by Ivan M. Abrahams
After a busy August and beginning of September, autumn is upon us in Lake Junaluska, North Carolina. Here the seasonal change begins slowly, with the heat of summer still in the air, but cool air and the end of summer is a few weeks away. As the fall foliage begins to appear it is a beautiful time to be in the mountains, as we see the vibrant colors that make this region so well-known.
From September 2nd– 5th the Personnel, Nominations and Steering Committees of the World Methodist Council met in Atlanta, Georgia. It was a productive week, with each committee doing their best to fine-tune the World Methodist Council into a more-efficient and transparent organization. To see people from all over the world come together to work on something that I believe in so much affirms my work with the Council.

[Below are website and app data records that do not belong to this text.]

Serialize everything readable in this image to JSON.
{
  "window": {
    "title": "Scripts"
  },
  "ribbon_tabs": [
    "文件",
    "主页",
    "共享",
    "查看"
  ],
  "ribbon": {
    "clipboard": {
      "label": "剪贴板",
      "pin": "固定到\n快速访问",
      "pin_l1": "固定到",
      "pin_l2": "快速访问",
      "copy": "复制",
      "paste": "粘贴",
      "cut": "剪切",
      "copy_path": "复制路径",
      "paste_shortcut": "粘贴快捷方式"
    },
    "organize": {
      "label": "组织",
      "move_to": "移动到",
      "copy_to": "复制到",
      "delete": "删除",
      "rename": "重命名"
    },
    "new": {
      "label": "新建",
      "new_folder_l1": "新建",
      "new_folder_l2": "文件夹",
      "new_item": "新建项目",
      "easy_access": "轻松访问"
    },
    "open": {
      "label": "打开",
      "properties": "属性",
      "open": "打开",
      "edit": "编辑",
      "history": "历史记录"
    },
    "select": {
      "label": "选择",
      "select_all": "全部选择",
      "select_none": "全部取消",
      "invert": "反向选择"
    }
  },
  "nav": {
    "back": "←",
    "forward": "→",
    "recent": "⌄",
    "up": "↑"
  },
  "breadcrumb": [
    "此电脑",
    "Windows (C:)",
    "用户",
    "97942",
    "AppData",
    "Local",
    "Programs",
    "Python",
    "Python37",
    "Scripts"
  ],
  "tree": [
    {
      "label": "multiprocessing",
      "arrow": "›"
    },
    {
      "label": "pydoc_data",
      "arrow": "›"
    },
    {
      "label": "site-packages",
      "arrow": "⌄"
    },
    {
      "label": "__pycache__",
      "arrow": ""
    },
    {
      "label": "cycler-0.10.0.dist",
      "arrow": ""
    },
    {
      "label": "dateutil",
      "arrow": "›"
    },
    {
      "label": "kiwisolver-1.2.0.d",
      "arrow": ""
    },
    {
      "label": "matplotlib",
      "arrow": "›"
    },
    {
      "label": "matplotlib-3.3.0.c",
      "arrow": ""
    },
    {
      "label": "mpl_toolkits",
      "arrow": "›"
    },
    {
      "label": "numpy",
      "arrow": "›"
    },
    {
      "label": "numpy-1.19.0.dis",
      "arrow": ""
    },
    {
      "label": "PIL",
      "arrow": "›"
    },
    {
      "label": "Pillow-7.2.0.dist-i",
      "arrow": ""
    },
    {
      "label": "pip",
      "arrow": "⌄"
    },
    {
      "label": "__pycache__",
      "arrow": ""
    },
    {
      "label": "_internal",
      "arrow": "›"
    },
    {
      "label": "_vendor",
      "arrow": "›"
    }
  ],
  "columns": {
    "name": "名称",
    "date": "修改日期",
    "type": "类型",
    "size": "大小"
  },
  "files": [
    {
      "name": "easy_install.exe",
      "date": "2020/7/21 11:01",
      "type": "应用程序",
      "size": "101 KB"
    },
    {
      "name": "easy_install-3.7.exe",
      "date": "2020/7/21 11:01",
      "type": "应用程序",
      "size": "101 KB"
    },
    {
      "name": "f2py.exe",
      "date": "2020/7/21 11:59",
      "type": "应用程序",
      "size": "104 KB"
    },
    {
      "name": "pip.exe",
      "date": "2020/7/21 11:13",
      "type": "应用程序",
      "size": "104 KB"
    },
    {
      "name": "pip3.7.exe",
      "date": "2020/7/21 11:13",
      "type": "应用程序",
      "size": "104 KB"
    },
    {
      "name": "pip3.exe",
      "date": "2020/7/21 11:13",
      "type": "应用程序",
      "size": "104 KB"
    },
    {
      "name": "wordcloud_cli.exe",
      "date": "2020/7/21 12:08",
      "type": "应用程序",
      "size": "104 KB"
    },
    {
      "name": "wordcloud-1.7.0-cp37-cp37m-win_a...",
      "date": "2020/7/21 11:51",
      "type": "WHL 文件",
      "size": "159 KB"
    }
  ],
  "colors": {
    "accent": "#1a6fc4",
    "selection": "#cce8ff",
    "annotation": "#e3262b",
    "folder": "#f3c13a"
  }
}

But despite all of the hard work, there have been moments in the past month that remind me that although we are doing the best we can as servants of God, that we cannot do it alone. We need God’s presence to heal our fractured world.
As I sat and watched the events in Ferguson, Missouri I have been shocked and horrified by the response of local and state law enforcement. Growing up in South Africa under the oppressive apartheid government, I remember similar sights of disproportionate responses by law enforcement, but never in my wildest dreams did I imagine seeing anything similar in the United States of America.
I am also troubled by the rising tide of extremism, and often ask what does it mean to make peace, especially in the context of unspeakable atrocities like those committed by Islamic State in the Levant (ISIL or sometimes known as ISIS). As the saber-rattling continues in the region and Christians alongside other minorities bear the brunt of oppression we need to renew commitment to stamp out tyranny and aggression through peaceful rather than military means.
Migration continues to be vexing challenge throughout the world. As our respective churches respond this issue, let us make sure that the approaches to dealing with those trying to find a better life for themselves are rooted in the Christian ideal of offering radical hospitality to the stranger. Deuteronomy 10:19 commands the Israelis to welcome strangers because they were strangers in Egypt.
Through the change of seasons we see God active in the world. As autumn begins in the global north, spring begins in the global south. A time of renewal is upon us. To examine and refine our work. This is exactly what the committees of the World Methodist Council did in Atlanta – to bring some fresh air and new perspectives into our organization.
The Steering Committee agreed to explore a virtual office for the General Secretary. This decision will allow me the opportunity to connect with our global constituency and be more accessible to our member churches. I am quite excited about this ability to build stronger partnerships with our global family.
In the midst of a world that is often troubling and where change is happening at a frightening pace, we have to remember that God is ultimately in control and you and I are invited to be co-partners in God’s mission.